This is an album worth listening to for the scorching, balls-out title track. It is also an album worth throwing into the street, lighting on fire, breaking in half, or just plain screaming at until your vocal chords bleed, for being guilty of containing the song “Ain’t Seen Nothing Yet,” which has tainted radio for long enough to practically be a crime again the human race.

3. Breakaway by Kris and Rita  

Released 1974, paid $0.99

Want to be a third wheel to Kris Kristofferson and his wife Rita Coolidge crooning their way through a bunch of bullshit country songs? Me neither. However, the album was worth buying for the photos on the sleeve of Coolidge looking unsympathetically at what is clearly a bombed-out-of-his-mind Kristofferson.

Also, Kristofferson has way better duet albums, like all the ones he made with his life’s true loves: whiskey, dirt weed, peyote, and cigarettes.

4. Welcome to the Pleasure Dome by Frankie Goes To Hollywood 

Released 1984, paid $1.99

A complete joy of cocaine-fueled ‘80s electro-pop. An example of an album so over-produced that literally none of the musicians in the band, sans the vocalist, actually appear on the album. Also, how glorious is that title? Every song on this double album is a danceable epic, and proof that new wave was capable of its own Blonde on Blonde.

In addition, it features the most unlikely cover of “Born to Run” to ever exist.

5. Catholic Boy by The Jim Carroll Band

Released 1980, paid $1.99

Jim Carroll is a great poet, and his novel The Basketball Diaries should be required reading for anyone interested in New York’s twisted junkie culture (a seemingly endless well of material in itself).

His music career, however, doesn’t get nearly as much attention, and it really should, as Carroll and his band are a pretty incendiary (and incredibly listenable) punk group.

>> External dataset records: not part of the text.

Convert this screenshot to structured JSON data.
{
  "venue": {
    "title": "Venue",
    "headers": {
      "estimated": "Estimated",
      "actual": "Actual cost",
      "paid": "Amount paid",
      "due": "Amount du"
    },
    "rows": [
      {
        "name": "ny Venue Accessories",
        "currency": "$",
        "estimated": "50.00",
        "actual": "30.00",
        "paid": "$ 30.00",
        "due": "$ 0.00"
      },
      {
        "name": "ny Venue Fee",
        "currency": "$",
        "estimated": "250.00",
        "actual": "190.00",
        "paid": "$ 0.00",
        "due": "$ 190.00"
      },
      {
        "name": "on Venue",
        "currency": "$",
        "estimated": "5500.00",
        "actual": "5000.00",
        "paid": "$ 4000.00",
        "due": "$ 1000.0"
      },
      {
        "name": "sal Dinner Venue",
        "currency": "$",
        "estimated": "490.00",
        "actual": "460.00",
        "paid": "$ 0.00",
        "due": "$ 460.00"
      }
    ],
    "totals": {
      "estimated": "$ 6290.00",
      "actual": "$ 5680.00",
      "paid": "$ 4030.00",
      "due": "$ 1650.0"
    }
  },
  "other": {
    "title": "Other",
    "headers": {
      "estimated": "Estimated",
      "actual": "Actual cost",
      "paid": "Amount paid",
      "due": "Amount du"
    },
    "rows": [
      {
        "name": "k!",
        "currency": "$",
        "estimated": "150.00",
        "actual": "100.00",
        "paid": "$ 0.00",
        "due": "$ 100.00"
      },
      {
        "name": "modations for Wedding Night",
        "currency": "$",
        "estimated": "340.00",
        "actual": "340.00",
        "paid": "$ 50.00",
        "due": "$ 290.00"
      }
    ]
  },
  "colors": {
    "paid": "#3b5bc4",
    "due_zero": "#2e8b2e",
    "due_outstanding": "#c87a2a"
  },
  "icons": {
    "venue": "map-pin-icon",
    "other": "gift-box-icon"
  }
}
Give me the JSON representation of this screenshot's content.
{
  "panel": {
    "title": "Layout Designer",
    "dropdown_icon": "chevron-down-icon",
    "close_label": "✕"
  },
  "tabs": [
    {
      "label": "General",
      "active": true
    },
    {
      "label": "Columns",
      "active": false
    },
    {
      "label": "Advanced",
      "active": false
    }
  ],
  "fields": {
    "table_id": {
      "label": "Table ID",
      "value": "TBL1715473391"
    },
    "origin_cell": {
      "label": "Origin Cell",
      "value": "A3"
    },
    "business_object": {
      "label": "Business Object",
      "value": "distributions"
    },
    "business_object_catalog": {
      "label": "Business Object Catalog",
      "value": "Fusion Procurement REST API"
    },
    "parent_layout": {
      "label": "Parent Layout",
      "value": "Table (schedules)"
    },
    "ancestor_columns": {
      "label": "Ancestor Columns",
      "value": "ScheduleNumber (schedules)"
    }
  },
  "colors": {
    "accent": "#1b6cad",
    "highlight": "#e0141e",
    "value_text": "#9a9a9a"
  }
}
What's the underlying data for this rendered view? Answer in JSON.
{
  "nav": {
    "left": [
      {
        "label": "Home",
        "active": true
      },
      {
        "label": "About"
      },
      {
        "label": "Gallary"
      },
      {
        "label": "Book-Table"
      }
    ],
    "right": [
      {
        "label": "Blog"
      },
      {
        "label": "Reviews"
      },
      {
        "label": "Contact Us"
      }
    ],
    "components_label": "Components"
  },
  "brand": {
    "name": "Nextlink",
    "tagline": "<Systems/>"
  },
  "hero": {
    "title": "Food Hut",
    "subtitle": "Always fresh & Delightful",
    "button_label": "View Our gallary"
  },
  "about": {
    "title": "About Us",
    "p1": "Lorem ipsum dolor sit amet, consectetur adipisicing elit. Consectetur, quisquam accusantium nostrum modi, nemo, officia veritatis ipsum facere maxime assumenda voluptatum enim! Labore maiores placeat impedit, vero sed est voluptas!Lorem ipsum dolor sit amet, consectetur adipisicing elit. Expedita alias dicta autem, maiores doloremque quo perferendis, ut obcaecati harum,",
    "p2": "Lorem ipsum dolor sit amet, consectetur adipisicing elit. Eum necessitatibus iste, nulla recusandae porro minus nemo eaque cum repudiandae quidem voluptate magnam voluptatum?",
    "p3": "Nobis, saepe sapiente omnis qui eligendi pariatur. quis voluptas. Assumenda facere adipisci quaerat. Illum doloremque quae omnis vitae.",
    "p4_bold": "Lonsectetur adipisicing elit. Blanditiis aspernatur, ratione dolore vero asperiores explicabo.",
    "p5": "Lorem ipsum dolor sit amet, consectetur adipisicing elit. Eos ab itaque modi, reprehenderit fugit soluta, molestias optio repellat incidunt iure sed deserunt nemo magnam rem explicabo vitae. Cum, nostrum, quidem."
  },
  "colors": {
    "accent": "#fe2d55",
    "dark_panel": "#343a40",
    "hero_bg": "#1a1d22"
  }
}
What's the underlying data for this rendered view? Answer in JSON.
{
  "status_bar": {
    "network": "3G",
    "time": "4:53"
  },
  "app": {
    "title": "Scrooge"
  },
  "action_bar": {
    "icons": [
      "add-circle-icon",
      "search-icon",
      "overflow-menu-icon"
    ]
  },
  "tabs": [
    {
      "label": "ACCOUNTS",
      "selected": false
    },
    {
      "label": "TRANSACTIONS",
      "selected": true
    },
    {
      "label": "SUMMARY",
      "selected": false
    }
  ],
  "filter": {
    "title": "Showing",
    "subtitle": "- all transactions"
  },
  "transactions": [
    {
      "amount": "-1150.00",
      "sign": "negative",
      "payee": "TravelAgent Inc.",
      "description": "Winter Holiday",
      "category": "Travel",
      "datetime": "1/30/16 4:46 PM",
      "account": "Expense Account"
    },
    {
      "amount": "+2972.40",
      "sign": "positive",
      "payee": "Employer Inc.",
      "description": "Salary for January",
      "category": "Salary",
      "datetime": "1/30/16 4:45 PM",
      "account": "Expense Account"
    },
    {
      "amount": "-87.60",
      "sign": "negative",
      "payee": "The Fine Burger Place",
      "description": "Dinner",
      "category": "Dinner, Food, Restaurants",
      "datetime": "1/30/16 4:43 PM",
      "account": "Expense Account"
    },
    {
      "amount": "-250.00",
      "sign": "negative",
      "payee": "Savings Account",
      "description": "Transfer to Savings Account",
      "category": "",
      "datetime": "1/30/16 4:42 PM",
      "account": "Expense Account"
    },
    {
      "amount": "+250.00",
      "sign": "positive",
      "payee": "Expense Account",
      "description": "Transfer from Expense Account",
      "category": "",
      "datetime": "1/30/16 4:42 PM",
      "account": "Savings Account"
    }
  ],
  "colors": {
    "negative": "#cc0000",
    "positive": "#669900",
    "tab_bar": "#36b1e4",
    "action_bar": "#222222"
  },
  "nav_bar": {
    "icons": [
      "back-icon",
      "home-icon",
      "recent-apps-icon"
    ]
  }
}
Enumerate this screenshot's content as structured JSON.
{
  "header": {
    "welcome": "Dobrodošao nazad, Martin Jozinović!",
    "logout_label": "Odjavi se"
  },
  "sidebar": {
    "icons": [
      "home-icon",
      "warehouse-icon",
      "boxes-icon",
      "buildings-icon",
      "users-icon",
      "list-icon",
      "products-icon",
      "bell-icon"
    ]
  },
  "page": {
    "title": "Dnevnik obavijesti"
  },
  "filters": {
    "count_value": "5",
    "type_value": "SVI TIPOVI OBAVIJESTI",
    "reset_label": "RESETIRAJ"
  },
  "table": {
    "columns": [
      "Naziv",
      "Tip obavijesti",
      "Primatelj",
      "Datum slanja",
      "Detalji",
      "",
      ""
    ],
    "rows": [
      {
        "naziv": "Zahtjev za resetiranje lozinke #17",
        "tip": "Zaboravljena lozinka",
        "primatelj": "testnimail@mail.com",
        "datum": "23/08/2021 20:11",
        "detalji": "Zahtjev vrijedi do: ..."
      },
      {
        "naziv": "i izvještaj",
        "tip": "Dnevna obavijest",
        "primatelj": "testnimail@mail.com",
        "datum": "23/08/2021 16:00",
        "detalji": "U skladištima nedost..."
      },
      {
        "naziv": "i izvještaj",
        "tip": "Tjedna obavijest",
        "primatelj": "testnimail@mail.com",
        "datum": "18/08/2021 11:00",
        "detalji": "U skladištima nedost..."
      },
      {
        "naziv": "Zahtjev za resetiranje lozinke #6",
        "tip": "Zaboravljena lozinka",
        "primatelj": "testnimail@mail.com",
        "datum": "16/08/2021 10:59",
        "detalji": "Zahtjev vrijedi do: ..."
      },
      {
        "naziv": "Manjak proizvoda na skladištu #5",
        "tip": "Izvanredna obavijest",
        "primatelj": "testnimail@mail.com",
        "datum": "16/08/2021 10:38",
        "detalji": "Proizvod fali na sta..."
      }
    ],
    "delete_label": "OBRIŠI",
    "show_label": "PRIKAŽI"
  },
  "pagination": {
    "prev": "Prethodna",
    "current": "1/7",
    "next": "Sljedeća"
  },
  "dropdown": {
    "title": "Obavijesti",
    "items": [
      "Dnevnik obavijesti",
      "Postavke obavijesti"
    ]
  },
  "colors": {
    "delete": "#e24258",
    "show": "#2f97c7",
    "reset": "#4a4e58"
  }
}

Each one of these songs benefits from Carroll’s skill with words, and one might feel compelled to check under their fingernails for grime after each listen.

Also, the song “People Who Died” is a masterwork.